A program of the Center for Inquiry
The problem of immigration and supply of supporting Earth resources can be expressed simply in the fact that more people use more resources. The physical standard of living is a function of how many resources each individual can command, either directly or indirectly.
Appointed by the president of the United States to consider the matter of optimum size of U.S. population, the Rockefeller Commission in 1972 reported that there was no advantage to having more people. At that time, U.S. population was 232 million. It is now 320 million and still growing, for each year the United States takes in more immigrants than all the rest of the world’s countries combined. U.S. population is projected to grow to 442 million by 2050 (Population Reference Bureau World Population Chart, 2012). Almost all this growth is due to immigration.
The two most important Earth resources to support population are fertile soil and fresh water. Nowhere is the problem of supplying these resources to a growing population better illustrated than in what is now our most populous state, California. Most Californians are barely reproducing themselves, but many immigrant families are averaging as many as three children. Now with 38 million people, at the current rate of growth, the California Department of Finance, Division of Demography, projects population will be 54 million by 2040. In 1970, the state’s population was less than 20 million. Nearly all of California’s population growth in just the last ten years was due to immigration and births to foreign-born women. California, since 2010, has grown by 951,000 people, and in just one year, from 2012 to 2013, it grew by 332,000. The percentage of California’s population composed of immigrants grew from 9 percent in 1970 to 27 percent in 2008.
Population pressures now consume about 50,000 acres of California farmland per year. One of every six acres developed in California since the time of the Gold Rush (1849) has been paved over between 1990 and 2004. This process continues in the most agriculturally productive area in the United States, the San Joaquin Valley, where Sacramento and cities farther to the south expand. The American Farmland Trust notes that the underlying cause of farmland loss in California is rapid population growth. Asphalt is the last farmland “crop.” As the valley produces about half the fruits and vegetables for the United States, the impact of this problem will be felt in grocery supplies in many other parts of the country.
A desert is defined as a region receiving less than ten inches of precipitation a year. The Los Angeles basin and adjacent lowland regions receive only about eight inches annually. Here the water supply situation has become increasingly acute as population and corresponding water demands continue to grow. Over the years, this demand has been met in many ways. Documented by Mark Reisner’s Cadillac Desert, the Owens Valley water supplies, once making possible Owens Lake, now a dusty flat, have been appropriated to serve Los Angeles. Farther north, along the eastern flank of the Sierra Nevada, many stream banks now display the sign “Property of Los Angeles Water and Power.” Farther to the north, Mono Lake, an ecologically sensitive area important to waterfowl, was saved in its present reduced form from Southern California’s water demands only by vigorous efforts of environmental groups.

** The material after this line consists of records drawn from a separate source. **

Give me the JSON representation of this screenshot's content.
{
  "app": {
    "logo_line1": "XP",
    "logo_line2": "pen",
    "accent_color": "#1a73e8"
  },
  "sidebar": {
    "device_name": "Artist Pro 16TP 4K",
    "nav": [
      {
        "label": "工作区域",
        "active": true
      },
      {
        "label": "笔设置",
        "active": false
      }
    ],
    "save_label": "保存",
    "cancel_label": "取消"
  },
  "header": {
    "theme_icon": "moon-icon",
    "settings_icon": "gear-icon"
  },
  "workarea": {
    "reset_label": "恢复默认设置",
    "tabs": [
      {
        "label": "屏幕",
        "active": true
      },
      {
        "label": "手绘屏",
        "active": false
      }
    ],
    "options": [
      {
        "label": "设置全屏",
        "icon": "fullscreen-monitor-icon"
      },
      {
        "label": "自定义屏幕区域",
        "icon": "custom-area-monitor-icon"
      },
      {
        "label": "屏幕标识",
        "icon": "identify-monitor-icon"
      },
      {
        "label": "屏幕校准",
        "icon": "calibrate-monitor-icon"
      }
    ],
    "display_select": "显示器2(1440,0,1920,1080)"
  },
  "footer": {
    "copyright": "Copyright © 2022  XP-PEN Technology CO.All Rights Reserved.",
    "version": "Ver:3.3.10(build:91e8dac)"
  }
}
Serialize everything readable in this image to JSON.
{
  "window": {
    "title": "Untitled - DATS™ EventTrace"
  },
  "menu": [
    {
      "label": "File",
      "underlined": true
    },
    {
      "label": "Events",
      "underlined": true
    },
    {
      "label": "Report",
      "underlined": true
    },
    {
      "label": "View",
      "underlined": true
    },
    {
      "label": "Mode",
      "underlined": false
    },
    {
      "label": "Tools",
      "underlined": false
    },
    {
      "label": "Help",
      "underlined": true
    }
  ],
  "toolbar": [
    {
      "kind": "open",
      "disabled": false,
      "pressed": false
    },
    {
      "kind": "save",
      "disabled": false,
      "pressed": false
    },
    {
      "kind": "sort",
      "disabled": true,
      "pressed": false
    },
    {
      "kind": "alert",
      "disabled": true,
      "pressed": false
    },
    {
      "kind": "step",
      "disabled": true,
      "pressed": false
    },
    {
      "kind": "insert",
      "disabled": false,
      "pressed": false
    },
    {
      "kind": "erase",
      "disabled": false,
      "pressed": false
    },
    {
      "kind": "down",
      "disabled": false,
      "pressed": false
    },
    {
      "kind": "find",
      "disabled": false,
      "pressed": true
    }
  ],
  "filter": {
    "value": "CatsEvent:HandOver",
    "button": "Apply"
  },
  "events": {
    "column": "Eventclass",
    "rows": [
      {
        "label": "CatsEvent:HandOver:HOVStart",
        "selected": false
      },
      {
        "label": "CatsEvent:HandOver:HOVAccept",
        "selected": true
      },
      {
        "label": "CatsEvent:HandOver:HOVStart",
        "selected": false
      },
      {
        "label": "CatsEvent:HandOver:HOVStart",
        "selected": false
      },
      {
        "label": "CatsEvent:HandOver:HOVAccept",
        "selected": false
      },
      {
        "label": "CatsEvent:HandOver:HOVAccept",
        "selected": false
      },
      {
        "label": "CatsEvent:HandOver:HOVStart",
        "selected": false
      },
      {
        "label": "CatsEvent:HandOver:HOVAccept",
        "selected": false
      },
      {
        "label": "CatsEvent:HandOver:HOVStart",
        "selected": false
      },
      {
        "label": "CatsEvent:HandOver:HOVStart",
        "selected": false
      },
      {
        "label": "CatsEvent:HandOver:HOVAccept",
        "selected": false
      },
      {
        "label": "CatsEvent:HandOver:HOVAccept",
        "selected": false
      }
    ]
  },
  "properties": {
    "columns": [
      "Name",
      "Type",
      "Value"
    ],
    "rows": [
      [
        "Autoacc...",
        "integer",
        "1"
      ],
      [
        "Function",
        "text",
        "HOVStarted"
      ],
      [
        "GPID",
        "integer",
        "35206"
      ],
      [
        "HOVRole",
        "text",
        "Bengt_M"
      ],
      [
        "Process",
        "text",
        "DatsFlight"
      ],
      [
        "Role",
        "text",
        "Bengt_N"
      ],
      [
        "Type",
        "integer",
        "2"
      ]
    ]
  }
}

However, to meet growing demands from the increasing population of Southern California, there is a proposal that a tunnel be made to carry some of the water from northern California’s Sacramento River beneath the Sacramento Delta and on to the south. If this were done, it would have a major negative ecological impact on both the agricultural and wildlife resources of the delta, the fish populations, including salmon, being especially adversely affected. In nature, you cannot do just one thing. Everything is connected to everything else.
California draws its water supplies from many sources, including the Colorado River. Water allocations exceed the annual flow of the river, which now barely, and at times not at all, reaches its delta area at the head of the Gulf of Lower California. The viability of the delta now is much diminished.
Exacerbating the problem of Colorado River water (that no legislative action can cause to increase) is the continuing growth of population along the eastern front range of the Rocky Mountains. Denver now, by means of a pipeline, draws water from the Colorado River headwaters west of the Continental Divide, across the divide to supply its growing population.
Farther east in the western Great Plains, the Ogallala Aquifer that has historically supported the extensive irrigated agriculture of the region is now being greatly overdrawn. The situation is described by the Kansas Geological Survey as analogous to a bank account where by natural recharge a dime is being deposited and we are withdrawing a dollar. In the southernmost portion of the geographic extent of the aquifer, in north Texas, some 15,000 acres are no longer farmed as the depleted aquifer cannot now economically provide the needed irrigation waters. Everywhere, across the United States, natural resources are under assault by the growing population. The United States is now the third most populous nation in the world, only behind India and China. It is projected to continue to retain that position through at least 2050, due almost entirely to immigrants and their descendants. As the Rockefeller Commission clearly concluded, the United States does not need any more people.
Population growth is now exacerbating nearly every environmental problem in the U.S., and tends to erase any gains made from conservation and technological advances. With its diminishing vital base of fertile soil and fresh water supplies, the U.S. is now in an unsustainable ecological situation about which everyone should be concerned.
Walter Youngquist, PhD, is a consulting geologist who has studied the relationship between Earth’s resources and its population in over seventy countries. A fellow of the Geological Society of America and the American Association for the Advancement of Science, he is the author of GeoDestinies. This article is reprinted with permission from The Social Contract.